Long silent, the WKY Kilgen Organ is home again and nearly ready to play

OKLAHOMA CITY, OKLAHOMA -- The first delivery truck pulled up to the Oklahoma History Center Museum just before business hours on a Friday morning.

There were several that arrived that day, each containing pieces of a giant historical artifact, a musical instrument, an organ that entertained Oklahoma audiences for more than a half-century.

For Dusty Miller, this was a banner day.

"The WKY Kilgen has found a new home," he says proudly.

The organ was first installed in the Skirvin Tower, then later housed at the Oklahoma City Civic Center.

This is the instrument a musician named Ken Wright played on the radio every night for years.

It is one of 4-thousand made by the Kilgen Co. of St. Louis, Missouri.

Fewer than 1-thousand survive.

Miller says, "There are people still around who remember it on the air, or I remember it at the Civic Center."

The Civic Center used it for performances until 1998.

History Center planners thought it might be nice to have it play for events in their new building.

Architects even made room for it, but years of storage and neglect had taken their toll.

The American Organ Institute had to take it apart, fix bent pipes, replace old leather and felt.

John Riester and his crew worked on it for more than a year.

They brought it back good as new.

"We were sitting down a couple of weeks ago," he says. "We took a wild guess as to how many moving parts there are in this instrument. We're guessing about a quarter million or so."

The pieces came home.

Making the WKY Kilgen Organ whole again will require weeks of re-assembly and testing.

This giant artifact still has songs to sing.

Dusty Miller guarantees, "This thing is really, really going to knock your socks off."

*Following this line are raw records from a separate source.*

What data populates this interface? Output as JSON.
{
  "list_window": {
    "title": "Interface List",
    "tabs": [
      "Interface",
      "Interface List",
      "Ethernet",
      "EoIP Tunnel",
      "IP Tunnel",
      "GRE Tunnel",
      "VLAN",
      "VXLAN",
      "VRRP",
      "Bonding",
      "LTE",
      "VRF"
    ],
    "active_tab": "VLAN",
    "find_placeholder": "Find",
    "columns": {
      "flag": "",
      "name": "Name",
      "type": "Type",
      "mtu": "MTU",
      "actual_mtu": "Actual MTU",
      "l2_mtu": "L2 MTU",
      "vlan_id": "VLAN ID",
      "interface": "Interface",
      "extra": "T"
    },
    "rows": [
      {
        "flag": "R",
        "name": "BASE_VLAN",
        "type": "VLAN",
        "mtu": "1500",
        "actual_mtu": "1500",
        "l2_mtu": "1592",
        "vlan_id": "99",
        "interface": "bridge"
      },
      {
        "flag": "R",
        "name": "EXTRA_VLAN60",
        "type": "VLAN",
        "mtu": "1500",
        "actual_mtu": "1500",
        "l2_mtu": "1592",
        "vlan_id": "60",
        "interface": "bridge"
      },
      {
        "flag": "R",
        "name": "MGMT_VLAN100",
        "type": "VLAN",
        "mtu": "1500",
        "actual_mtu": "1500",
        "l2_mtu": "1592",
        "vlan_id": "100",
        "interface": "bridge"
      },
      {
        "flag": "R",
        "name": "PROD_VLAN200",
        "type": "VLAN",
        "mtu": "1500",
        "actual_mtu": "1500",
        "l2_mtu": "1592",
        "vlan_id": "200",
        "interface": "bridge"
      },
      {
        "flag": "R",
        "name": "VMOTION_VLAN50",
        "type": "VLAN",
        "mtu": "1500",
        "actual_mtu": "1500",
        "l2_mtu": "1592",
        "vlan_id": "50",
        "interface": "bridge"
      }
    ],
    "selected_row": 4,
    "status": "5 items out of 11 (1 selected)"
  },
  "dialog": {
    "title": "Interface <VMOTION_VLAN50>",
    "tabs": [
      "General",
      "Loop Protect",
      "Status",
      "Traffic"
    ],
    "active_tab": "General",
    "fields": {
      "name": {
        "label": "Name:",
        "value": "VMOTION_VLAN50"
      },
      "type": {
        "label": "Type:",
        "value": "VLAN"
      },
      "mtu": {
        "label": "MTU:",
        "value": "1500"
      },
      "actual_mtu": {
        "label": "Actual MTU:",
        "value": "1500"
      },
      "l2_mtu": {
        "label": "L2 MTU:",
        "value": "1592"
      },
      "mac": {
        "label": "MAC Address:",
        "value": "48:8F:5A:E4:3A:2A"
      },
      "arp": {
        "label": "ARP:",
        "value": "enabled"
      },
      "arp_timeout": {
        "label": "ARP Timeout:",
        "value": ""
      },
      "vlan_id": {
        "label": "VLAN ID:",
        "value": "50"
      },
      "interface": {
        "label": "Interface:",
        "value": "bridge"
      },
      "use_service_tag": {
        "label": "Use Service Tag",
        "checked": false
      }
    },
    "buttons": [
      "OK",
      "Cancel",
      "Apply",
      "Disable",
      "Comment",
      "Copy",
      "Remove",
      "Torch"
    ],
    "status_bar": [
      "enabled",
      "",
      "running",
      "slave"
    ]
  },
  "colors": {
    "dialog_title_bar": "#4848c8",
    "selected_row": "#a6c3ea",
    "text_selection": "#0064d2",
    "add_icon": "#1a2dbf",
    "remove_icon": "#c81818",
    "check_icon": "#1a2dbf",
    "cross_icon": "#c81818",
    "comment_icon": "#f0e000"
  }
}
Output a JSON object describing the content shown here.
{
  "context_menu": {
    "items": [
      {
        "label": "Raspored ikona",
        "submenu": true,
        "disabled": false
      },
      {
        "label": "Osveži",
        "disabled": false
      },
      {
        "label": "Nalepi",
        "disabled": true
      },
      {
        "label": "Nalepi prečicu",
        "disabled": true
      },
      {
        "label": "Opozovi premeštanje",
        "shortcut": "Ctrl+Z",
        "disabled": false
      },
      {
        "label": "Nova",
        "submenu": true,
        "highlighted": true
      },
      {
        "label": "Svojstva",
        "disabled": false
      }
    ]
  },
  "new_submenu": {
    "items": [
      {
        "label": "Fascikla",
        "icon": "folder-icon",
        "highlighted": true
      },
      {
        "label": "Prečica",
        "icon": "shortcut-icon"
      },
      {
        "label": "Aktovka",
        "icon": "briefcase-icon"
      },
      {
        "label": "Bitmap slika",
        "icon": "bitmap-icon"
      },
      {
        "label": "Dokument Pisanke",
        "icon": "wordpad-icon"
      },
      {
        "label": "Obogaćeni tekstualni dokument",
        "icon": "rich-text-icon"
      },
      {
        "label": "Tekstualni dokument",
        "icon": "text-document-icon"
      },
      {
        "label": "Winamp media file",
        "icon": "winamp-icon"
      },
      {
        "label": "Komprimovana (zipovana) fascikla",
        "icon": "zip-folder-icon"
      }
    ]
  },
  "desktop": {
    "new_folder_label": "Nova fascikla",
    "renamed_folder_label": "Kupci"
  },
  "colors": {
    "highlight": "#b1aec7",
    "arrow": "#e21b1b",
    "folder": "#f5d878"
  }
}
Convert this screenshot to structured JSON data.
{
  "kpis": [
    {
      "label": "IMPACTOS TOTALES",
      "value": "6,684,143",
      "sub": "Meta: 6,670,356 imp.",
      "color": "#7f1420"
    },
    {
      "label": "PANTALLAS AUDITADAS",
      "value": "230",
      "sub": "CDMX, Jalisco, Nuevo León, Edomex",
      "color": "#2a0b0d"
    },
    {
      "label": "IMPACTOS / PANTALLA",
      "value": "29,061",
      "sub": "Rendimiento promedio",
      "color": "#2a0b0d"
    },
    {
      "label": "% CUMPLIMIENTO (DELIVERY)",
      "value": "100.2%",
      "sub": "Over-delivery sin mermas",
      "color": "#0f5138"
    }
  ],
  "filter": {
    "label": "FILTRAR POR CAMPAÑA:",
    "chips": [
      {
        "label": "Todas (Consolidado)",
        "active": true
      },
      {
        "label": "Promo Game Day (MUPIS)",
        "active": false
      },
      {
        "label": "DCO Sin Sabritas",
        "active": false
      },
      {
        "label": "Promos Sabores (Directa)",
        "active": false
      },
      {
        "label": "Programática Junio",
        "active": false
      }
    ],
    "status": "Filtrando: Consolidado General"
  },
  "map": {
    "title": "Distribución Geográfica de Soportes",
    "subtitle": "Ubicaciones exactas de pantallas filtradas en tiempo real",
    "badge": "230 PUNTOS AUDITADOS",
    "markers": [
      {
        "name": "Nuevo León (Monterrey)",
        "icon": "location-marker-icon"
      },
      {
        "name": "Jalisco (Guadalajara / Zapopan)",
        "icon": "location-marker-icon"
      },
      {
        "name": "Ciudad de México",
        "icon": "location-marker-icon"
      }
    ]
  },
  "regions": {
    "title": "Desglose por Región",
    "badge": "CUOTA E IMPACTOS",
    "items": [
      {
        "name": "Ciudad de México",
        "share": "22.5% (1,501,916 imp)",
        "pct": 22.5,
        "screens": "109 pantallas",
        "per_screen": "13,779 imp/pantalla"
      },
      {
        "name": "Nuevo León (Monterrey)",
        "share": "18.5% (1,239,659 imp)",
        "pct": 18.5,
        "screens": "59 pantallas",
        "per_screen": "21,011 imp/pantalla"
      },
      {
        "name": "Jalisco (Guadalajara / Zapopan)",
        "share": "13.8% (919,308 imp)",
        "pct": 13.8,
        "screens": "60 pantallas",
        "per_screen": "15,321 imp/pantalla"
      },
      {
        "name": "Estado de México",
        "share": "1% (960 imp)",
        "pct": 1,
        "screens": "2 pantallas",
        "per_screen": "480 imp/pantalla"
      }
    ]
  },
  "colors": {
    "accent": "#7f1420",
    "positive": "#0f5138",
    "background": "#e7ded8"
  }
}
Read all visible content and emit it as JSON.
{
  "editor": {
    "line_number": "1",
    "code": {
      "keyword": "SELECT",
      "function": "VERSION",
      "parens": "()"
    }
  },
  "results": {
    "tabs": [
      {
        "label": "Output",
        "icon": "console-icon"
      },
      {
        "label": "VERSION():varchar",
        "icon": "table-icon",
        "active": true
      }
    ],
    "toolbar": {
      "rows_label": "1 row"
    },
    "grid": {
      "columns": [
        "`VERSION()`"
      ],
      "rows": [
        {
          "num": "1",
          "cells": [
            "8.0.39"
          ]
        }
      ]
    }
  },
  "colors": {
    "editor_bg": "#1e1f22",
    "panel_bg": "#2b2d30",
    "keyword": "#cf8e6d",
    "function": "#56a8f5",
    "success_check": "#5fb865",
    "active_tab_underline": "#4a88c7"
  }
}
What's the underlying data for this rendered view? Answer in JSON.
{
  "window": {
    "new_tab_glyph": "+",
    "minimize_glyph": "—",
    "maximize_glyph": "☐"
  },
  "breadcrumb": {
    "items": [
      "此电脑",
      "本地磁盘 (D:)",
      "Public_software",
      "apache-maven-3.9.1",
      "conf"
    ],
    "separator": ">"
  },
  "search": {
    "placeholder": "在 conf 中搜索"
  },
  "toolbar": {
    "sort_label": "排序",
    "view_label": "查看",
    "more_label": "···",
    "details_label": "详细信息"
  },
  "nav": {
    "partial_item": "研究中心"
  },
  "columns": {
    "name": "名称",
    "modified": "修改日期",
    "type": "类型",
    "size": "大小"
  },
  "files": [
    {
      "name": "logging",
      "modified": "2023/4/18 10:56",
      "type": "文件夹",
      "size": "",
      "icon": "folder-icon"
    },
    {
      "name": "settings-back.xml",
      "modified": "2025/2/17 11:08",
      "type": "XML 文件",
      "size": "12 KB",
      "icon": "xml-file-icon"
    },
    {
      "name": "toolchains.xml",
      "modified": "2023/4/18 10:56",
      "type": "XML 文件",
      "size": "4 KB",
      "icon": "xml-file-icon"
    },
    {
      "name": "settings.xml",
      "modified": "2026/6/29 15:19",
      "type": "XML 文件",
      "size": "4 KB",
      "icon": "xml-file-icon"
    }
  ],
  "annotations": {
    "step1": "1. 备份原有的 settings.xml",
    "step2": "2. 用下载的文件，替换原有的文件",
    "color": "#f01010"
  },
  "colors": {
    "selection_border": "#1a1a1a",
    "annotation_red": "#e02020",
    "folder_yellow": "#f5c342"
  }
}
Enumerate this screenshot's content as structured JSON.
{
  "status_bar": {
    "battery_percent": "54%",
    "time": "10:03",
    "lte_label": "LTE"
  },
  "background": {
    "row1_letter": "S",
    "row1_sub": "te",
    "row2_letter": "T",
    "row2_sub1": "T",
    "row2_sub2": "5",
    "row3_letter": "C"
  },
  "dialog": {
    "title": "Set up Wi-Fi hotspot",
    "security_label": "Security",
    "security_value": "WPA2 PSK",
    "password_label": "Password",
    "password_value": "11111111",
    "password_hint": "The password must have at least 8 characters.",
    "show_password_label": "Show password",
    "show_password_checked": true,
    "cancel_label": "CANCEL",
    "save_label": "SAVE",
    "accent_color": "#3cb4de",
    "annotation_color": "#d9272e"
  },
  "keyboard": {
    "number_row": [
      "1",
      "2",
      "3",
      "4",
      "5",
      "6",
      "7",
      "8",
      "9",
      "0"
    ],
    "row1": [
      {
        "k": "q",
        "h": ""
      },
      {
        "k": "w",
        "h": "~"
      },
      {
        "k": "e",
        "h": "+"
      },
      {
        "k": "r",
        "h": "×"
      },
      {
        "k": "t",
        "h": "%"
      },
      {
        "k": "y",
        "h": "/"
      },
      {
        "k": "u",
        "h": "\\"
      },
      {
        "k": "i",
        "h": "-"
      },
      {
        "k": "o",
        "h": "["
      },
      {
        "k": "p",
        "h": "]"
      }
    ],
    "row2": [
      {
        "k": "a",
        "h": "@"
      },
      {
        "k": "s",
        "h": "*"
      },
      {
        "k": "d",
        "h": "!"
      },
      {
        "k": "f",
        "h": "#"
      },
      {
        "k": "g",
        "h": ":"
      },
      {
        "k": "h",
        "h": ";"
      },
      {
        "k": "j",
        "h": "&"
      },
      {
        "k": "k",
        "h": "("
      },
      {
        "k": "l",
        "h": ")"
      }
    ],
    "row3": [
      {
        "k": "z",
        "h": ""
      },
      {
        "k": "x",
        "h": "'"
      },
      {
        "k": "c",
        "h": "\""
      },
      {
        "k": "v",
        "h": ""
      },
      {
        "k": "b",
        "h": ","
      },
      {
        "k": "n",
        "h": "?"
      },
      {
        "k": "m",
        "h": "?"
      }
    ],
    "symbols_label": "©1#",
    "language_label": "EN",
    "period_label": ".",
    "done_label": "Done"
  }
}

The rescued and revived Kilgen already has a performance schedule.

It will officially premiere on January 30th, 2017.